Beyond that, Moss highlighted women’s rights as a key area where she thinks she and Muri differ. She’s pro-choice, she said, and would support mandating that insurers cover abortions — something Democrats have been trying to pass for years. Muri, who is pro-life, said such a policy would be “unconscionable.”
The candidates’ views on tax breaks for businesses are another area of contention. Muri, who was appointed to the Legislature last year to fill an open seat, was among the majority of lawmakers who voted in favor of $8.7 billion in tax breaks to ensure Boeing will build its 777X airplane in Washington.
Moss said she feels the state is too liberal with granting tax preferences to corporations, and it needs to look at ending some to help pay for K-12 education.
“I do feel like we give tax breaks to larger corporations that could easily survive without them,” said Moss, citing last year’s aerospace tax incentive package as one example.
Muri said the Legislature needs to put all its available resources into K-12 education without raising taxes, and then examine whether to cut spending or raise revenue to fund remaining state programs.
“There’s enough money to fund education,” Muri said. “The question is then, do we have enough money for everything else?”
HOUSE POSITION 2
Christine Kilduff and Paul Wagemann both serve on school boards in the South Sound. Yet their ideas about education policy — especially how to comply with the state Supreme Court’s order that the Legislature boost public school funding — differ widely.
Kilduff thinks the Legislature needs to look at closing corporate tax loopholes as a first step toward raising the money needed to satisfy the Supreme Court’s McCleary ruling. She said some new kind of tax revenue may be necessary to ensure the Legislature can fully fund education as well as pay for other legal obligations, such as treating mentally ill criminal offenders.
“I don’t think we can cut our way out of this problem,” said Kilduff, who is president of the University Place school board.
Wagemann, a member of the Clover Park school board, questioned whether increasing funding for public schools as the Supreme Court has ordered is necessary to improve the state’s schools.
“You increase someone’s budget 40 percent, they can’t even figure out how to spend it,” Wagemann said. “Some of it gets wasted.”
Wagemann said he thinks the state could save money on education by changing the grade structure of schools throughout the state: Instead of students moving to a new grade after a calendar year, they should advance as soon as they master a subject, he said.

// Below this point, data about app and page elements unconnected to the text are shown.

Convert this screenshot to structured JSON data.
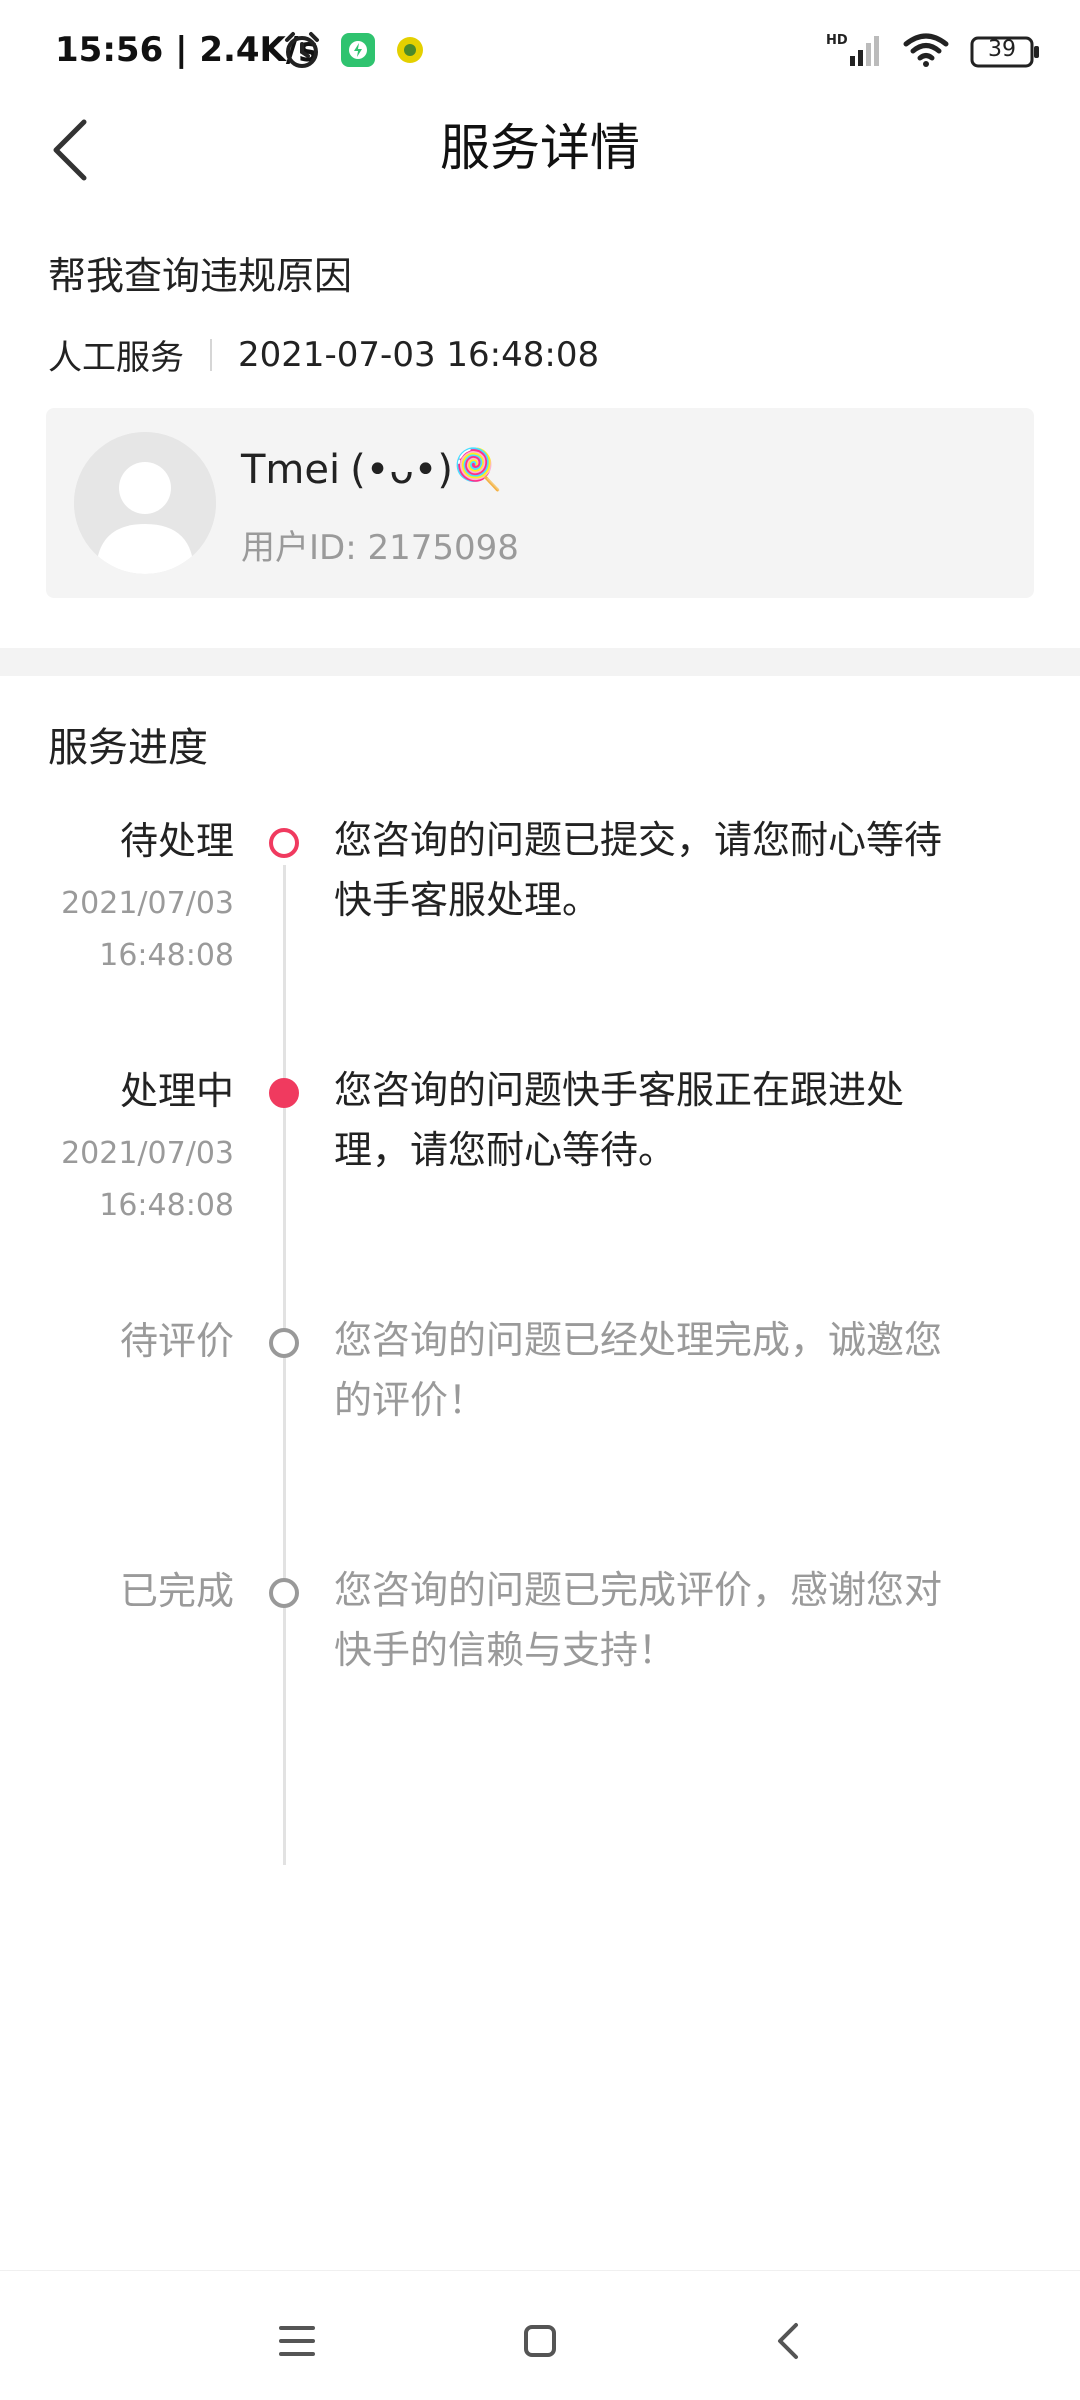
{
  "status_bar": {
    "time_and_speed": "15:56 | 2.4K/s",
    "battery": "39",
    "network_label": "HD",
    "colors": {
      "app_icon_green": "#2fc36f",
      "app_icon_yellow": "#e4d000"
    }
  },
  "header": {
    "title": "服务详情"
  },
  "service": {
    "title": "帮我查询违规原因",
    "type": "人工服务",
    "datetime": "2021-07-03 16:48:08"
  },
  "user": {
    "name": "Tmei",
    "emoticon": "(•ᴗ•)🍭",
    "id_label": "用户ID: 2175098"
  },
  "progress": {
    "title": "服务进度",
    "colors": {
      "accent": "#f03a5f",
      "inactive": "#9a9a9a"
    },
    "steps": [
      {
        "status": "待处理",
        "date": "2021/07/03",
        "time": "16:48:08",
        "desc": "您咨询的问题已提交，请您耐心等待快手客服处理。"
      },
      {
        "status": "处理中",
        "date": "2021/07/03",
        "time": "16:48:08",
        "desc": "您咨询的问题快手客服正在跟进处理，请您耐心等待。"
      },
      {
        "status": "待评价",
        "desc": "您咨询的问题已经处理完成，诚邀您的评价！"
      },
      {
        "status": "已完成",
        "desc": "您咨询的问题已完成评价，感谢您对快手的信赖与支持！"
      }
    ]
  },
  "nav_bar": {
    "icons": [
      "menu-icon",
      "home-icon",
      "back-icon"
    ]
  }
}
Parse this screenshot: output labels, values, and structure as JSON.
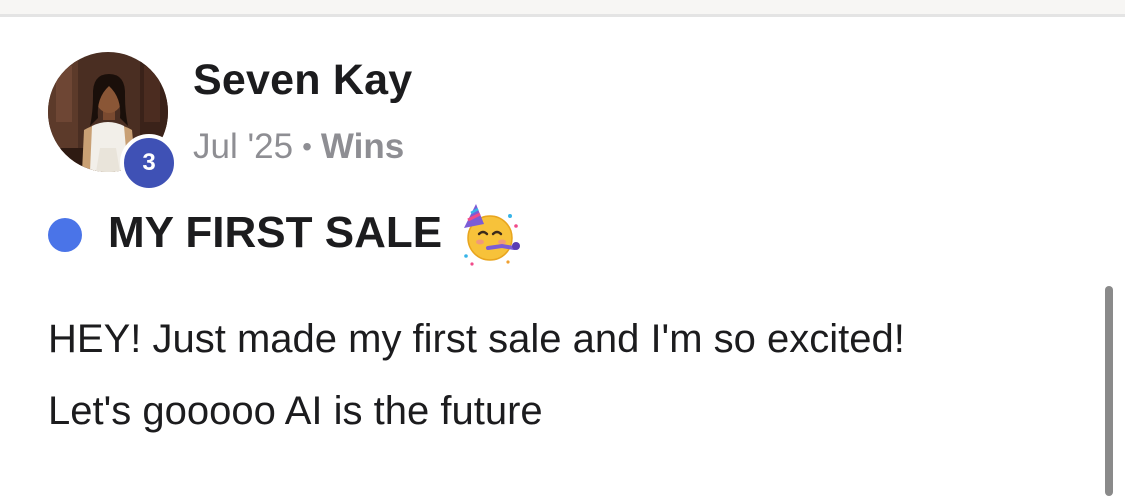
{
  "post": {
    "author": {
      "name": "Seven Kay",
      "level": "3"
    },
    "meta": {
      "date": "Jul '25",
      "separator": "•",
      "category": "Wins"
    },
    "title": "MY FIRST SALE",
    "title_emoji": "partying-face-icon",
    "unread_indicator_color": "#4a74e8",
    "body": "HEY! Just made my first sale and I'm so excited!\nLet's gooooo AI is the future"
  },
  "colors": {
    "badge": "#3f51b5",
    "meta_text": "#8e8e93",
    "text": "#1c1c1e"
  }
}
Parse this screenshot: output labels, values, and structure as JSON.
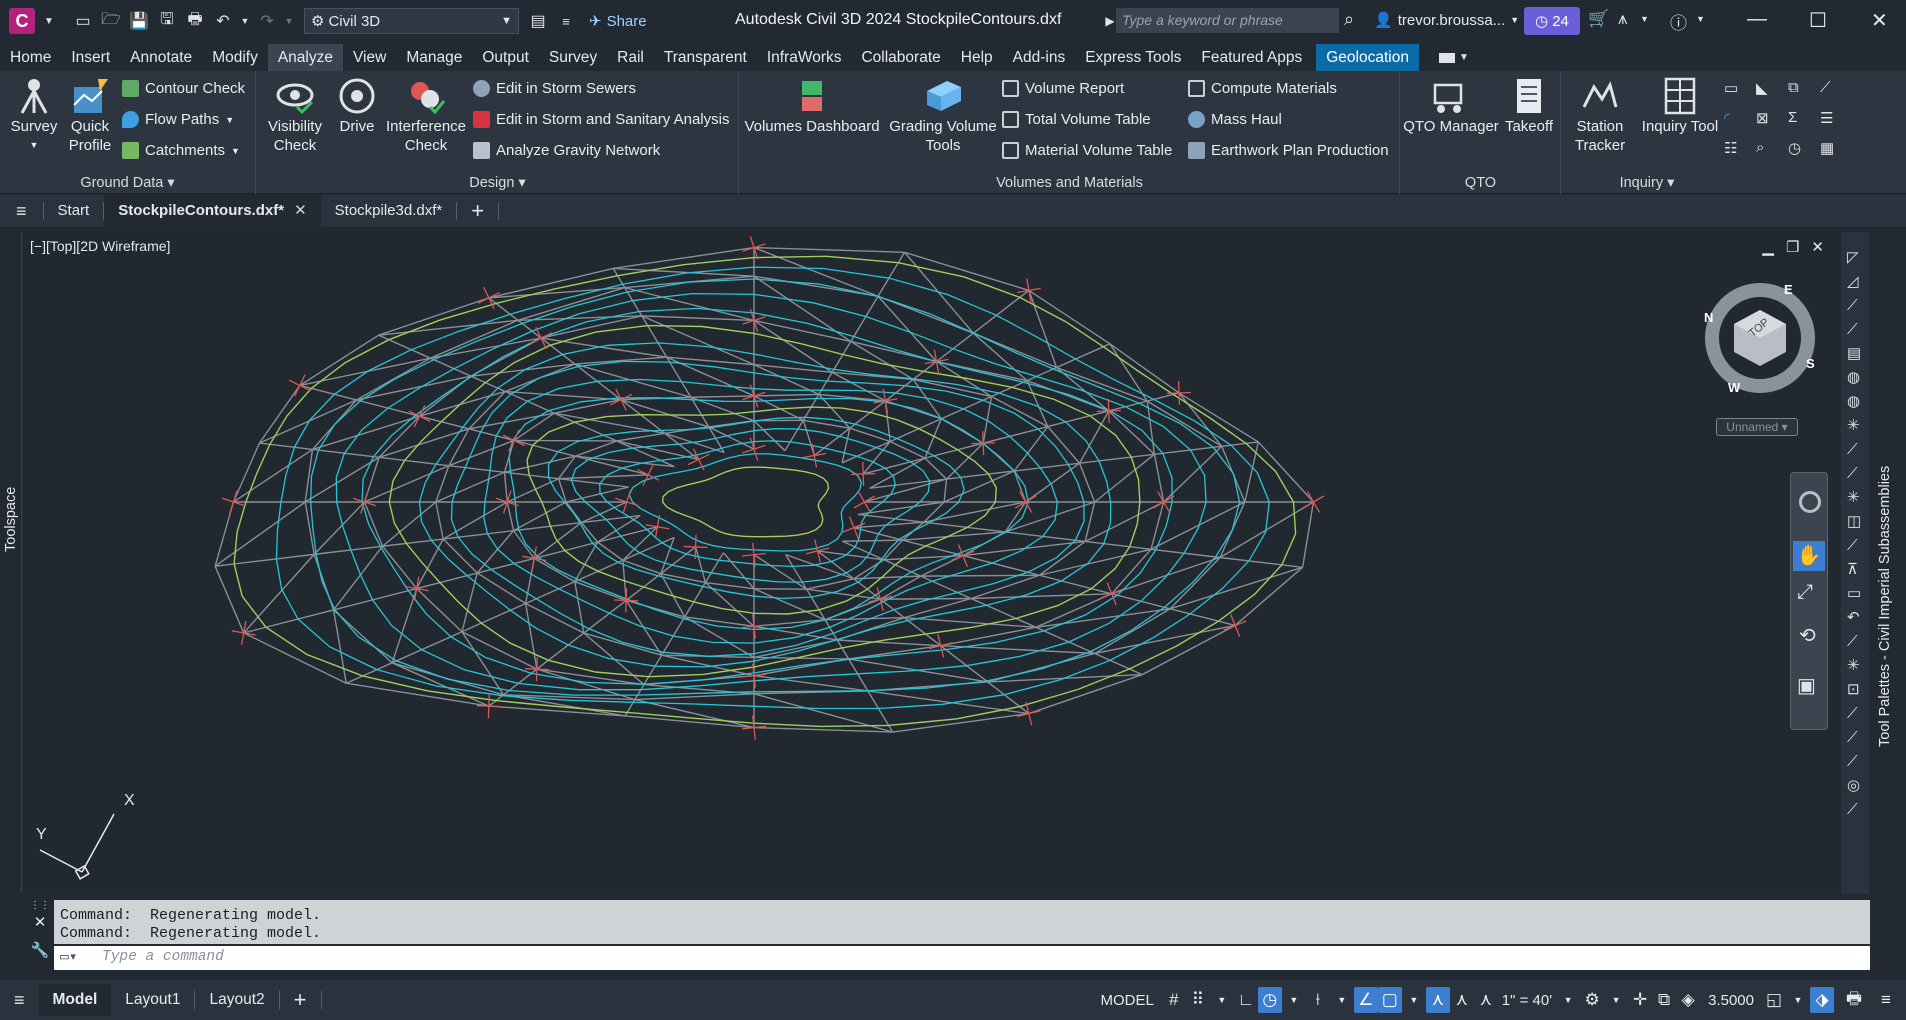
{
  "app": {
    "logo_letter": "C",
    "workspace": "Civil 3D",
    "share": "Share",
    "title": "Autodesk Civil 3D 2024    StockpileContours.dxf",
    "search_placeholder": "Type a keyword or phrase",
    "user": "trevor.broussa...",
    "clock_count": "24"
  },
  "menu": {
    "items": [
      "Home",
      "Insert",
      "Annotate",
      "Modify",
      "Analyze",
      "View",
      "Manage",
      "Output",
      "Survey",
      "Rail",
      "Transparent",
      "InfraWorks",
      "Collaborate",
      "Help",
      "Add-ins",
      "Express Tools",
      "Featured Apps"
    ],
    "active": "Analyze",
    "geolocation": "Geolocation"
  },
  "ribbon": {
    "ground_data": {
      "title": "Ground Data",
      "survey": "Survey",
      "quick_profile_1": "Quick",
      "quick_profile_2": "Profile",
      "contour_check": "Contour Check",
      "flow_paths": "Flow Paths",
      "catchments": "Catchments"
    },
    "design": {
      "title": "Design",
      "visibility_1": "Visibility",
      "visibility_2": "Check",
      "drive": "Drive",
      "interference_1": "Interference",
      "interference_2": "Check",
      "storm_sewers": "Edit in Storm Sewers",
      "storm_sanitary": "Edit in Storm and Sanitary Analysis",
      "gravity_network": "Analyze Gravity Network"
    },
    "volumes": {
      "title": "Volumes and Materials",
      "volumes_dashboard": "Volumes Dashboard",
      "grading_1": "Grading Volume",
      "grading_2": "Tools",
      "volume_report": "Volume Report",
      "total_volume_table": "Total Volume Table",
      "material_volume_table": "Material Volume Table",
      "compute_materials": "Compute Materials",
      "mass_haul": "Mass Haul",
      "earthwork": "Earthwork Plan Production"
    },
    "qto": {
      "title": "QTO",
      "qto_manager": "QTO Manager",
      "takeoff": "Takeoff"
    },
    "inquiry": {
      "title": "Inquiry",
      "station_1": "Station",
      "station_2": "Tracker",
      "inquiry_tool": "Inquiry Tool"
    }
  },
  "doc_tabs": {
    "start": "Start",
    "tab1": "StockpileContours.dxf*",
    "tab2": "Stockpile3d.dxf*"
  },
  "viewport": {
    "label": "[−][Top][2D Wireframe]",
    "viewcube_top": "TOP",
    "compass_n": "N",
    "compass_e": "E",
    "compass_s": "S",
    "compass_w": "W",
    "ucs_name": "Unnamed",
    "axis_x": "X",
    "axis_y": "Y"
  },
  "side": {
    "toolspace": "Toolspace",
    "palette": "Tool Palettes - Civil Imperial Subassemblies"
  },
  "command": {
    "line1": "Command:  Regenerating model.",
    "line2": "Command:  Regenerating model.",
    "placeholder": "Type a command"
  },
  "status": {
    "model": "Model",
    "layout1": "Layout1",
    "layout2": "Layout2",
    "model_space": "MODEL",
    "scale": "1\" = 40'",
    "elevation": "3.5000"
  },
  "colors": {
    "background": "#212830",
    "contour_major": "#9fcf5a",
    "contour_minor": "#26c6d6",
    "tin_lines": "#8a8f96",
    "labels": "#e05656"
  }
}
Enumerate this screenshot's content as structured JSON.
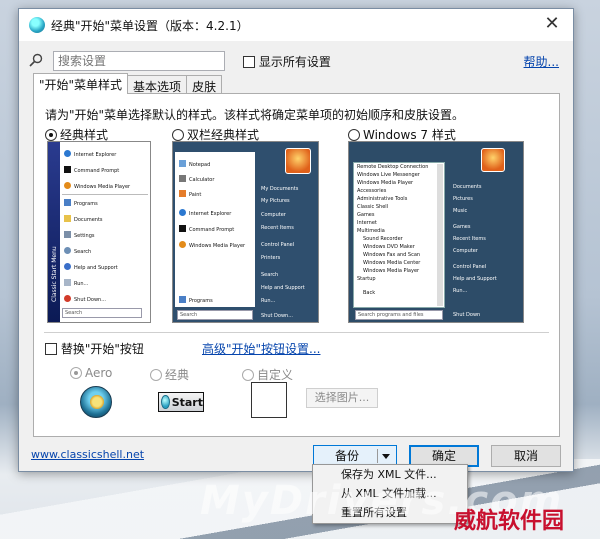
{
  "window": {
    "title": "经典\"开始\"菜单设置（版本：4.2.1）",
    "close": "✕"
  },
  "search": {
    "placeholder": "搜索设置",
    "show_all_label": "显示所有设置",
    "help": "帮助..."
  },
  "tabs": [
    "\"开始\"菜单样式",
    "基本选项",
    "皮肤"
  ],
  "panel": {
    "description": "请为\"开始\"菜单选择默认的样式。该样式将确定菜单项的初始顺序和皮肤设置。",
    "styles": [
      {
        "label": "经典样式",
        "selected": true
      },
      {
        "label": "双栏经典样式",
        "selected": false
      },
      {
        "label": "Windows 7 样式",
        "selected": false
      }
    ],
    "classic_preview": {
      "items": [
        "Internet Explorer",
        "Command Prompt",
        "Windows Media Player",
        "Programs",
        "Documents",
        "Settings",
        "Search",
        "Help and Support",
        "Run...",
        "Shut Down..."
      ],
      "vertical_banner": "Classic Start Menu",
      "search_box": "Search"
    },
    "twocol_preview": {
      "left": [
        "Notepad",
        "Calculator",
        "Paint",
        "Internet Explorer",
        "Command Prompt",
        "Windows Media Player",
        "Programs"
      ],
      "right": [
        "My Documents",
        "My Pictures",
        "Computer",
        "Recent Items",
        "Control Panel",
        "Printers",
        "Search",
        "Help and Support",
        "Run...",
        "Shut Down..."
      ],
      "search_box": "Search"
    },
    "win7_preview": {
      "left": [
        "Remote Desktop Connection",
        "Windows Live Messenger",
        "Windows Media Player",
        "Accessories",
        "Administrative Tools",
        "Classic Shell",
        "Games",
        "Internet",
        "Multimedia",
        "Sound Recorder",
        "Windows DVD Maker",
        "Windows Fax and Scan",
        "Windows Media Center",
        "Windows Media Player",
        "Startup",
        "Back"
      ],
      "right": [
        "Documents",
        "Pictures",
        "Music",
        "Games",
        "Recent Items",
        "Computer",
        "Control Panel",
        "Help and Support",
        "Run...",
        "Shut Down"
      ],
      "search_box": "Search programs and files"
    },
    "replace_label": "替换\"开始\"按钮",
    "advanced_link": "高级\"开始\"按钮设置...",
    "button_options": [
      "Aero",
      "经典",
      "自定义"
    ],
    "start_button_text": "Start",
    "pick_image": "选择图片..."
  },
  "footer": {
    "url": "www.classicshell.net",
    "backup": "备份",
    "ok": "确定",
    "cancel": "取消"
  },
  "backup_menu": [
    "保存为 XML 文件...",
    "从 XML 文件加载...",
    "重置所有设置"
  ],
  "watermark": "MyDrivers.com",
  "brand": "威航软件园"
}
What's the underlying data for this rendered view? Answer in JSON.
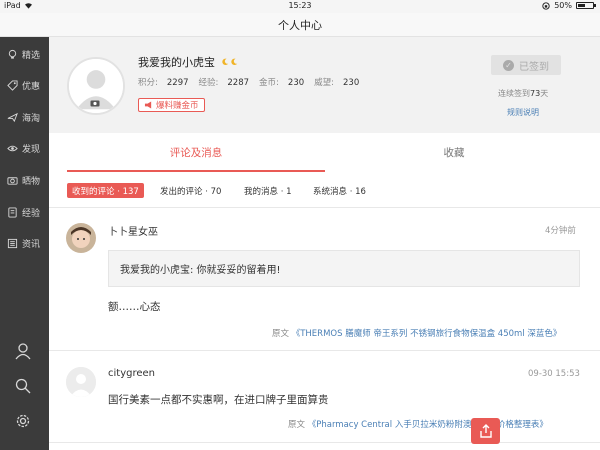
{
  "status_bar": {
    "device": "iPad",
    "time": "15:23",
    "battery": "50%",
    "battery_level": 0.5
  },
  "nav": {
    "title": "个人中心"
  },
  "sidebar": {
    "items": [
      {
        "label": "精选",
        "icon": "lightbulb-icon"
      },
      {
        "label": "优惠",
        "icon": "tag-icon"
      },
      {
        "label": "海淘",
        "icon": "plane-icon"
      },
      {
        "label": "发现",
        "icon": "eye-icon"
      },
      {
        "label": "晒物",
        "icon": "camera-icon"
      },
      {
        "label": "经验",
        "icon": "book-icon"
      },
      {
        "label": "资讯",
        "icon": "news-icon"
      }
    ],
    "bottom": [
      "user-icon",
      "search-icon",
      "gear-icon"
    ]
  },
  "profile": {
    "username": "我爱我的小虎宝",
    "stats": [
      {
        "label": "积分:",
        "value": "2297"
      },
      {
        "label": "经验:",
        "value": "2287"
      },
      {
        "label": "金币:",
        "value": "230"
      },
      {
        "label": "威望:",
        "value": "230"
      }
    ],
    "baoliao_label": "爆料赚金币",
    "signin_label": "已签到",
    "streak_prefix": "连续签到",
    "streak_days": "73",
    "streak_suffix": "天",
    "rules_label": "规则说明"
  },
  "tabs": [
    {
      "label": "评论及消息",
      "active": true
    },
    {
      "label": "收藏",
      "active": false
    }
  ],
  "filters": [
    {
      "label": "收到的评论 · 137",
      "active": true
    },
    {
      "label": "发出的评论 · 70",
      "active": false
    },
    {
      "label": "我的消息 · 1",
      "active": false
    },
    {
      "label": "系统消息 · 16",
      "active": false
    }
  ],
  "comments": [
    {
      "name": "卜卜星女巫",
      "time": "4分钟前",
      "quote": "我爱我的小虎宝: 你就妥妥的留着用!",
      "text": "额……心态",
      "source_prefix": "原文",
      "source_title": "《THERMOS 膳魔师 帝王系列 不锈钢旅行食物保温盒 450ml 深蓝色》"
    },
    {
      "name": "citygreen",
      "time": "09-30 15:53",
      "text": "国行美素一点都不实惠啊，在进口牌子里面算贵",
      "source_prefix": "原文",
      "source_title": "《Pharmacy Central 入手贝拉米奶粉附澳洲药房价格整理表》"
    }
  ],
  "colors": {
    "accent": "#e95a55",
    "sidebar_bg": "#3b3b3b",
    "link": "#4a7fb5"
  }
}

Both candidates said they think the state needs to find a way to pay for new highway projects, including the completion of state Route 167, and said they’d support efforts to make the state Department of Transportation more efficient.
However, Wagemann said less funding should be put toward public transportation, while Kilduff said that support for mass transit would be an important part of any transportation tax package.
On social issues, the candidates’ views are similarly far apart: Kilduff is pro-choice, Wagemann is pro-life.
Wagemann said he thinks that business owners shouldn’t have to do things that go against their conscience, whether that means providing certain types of contraception or supplying flowers for a gay couple’s wedding.
Kilduff said that the state’s anti-discrimination statutes make it clear that businesses can’t refuse to serve customers — such as homosexuals — who are protected under the law.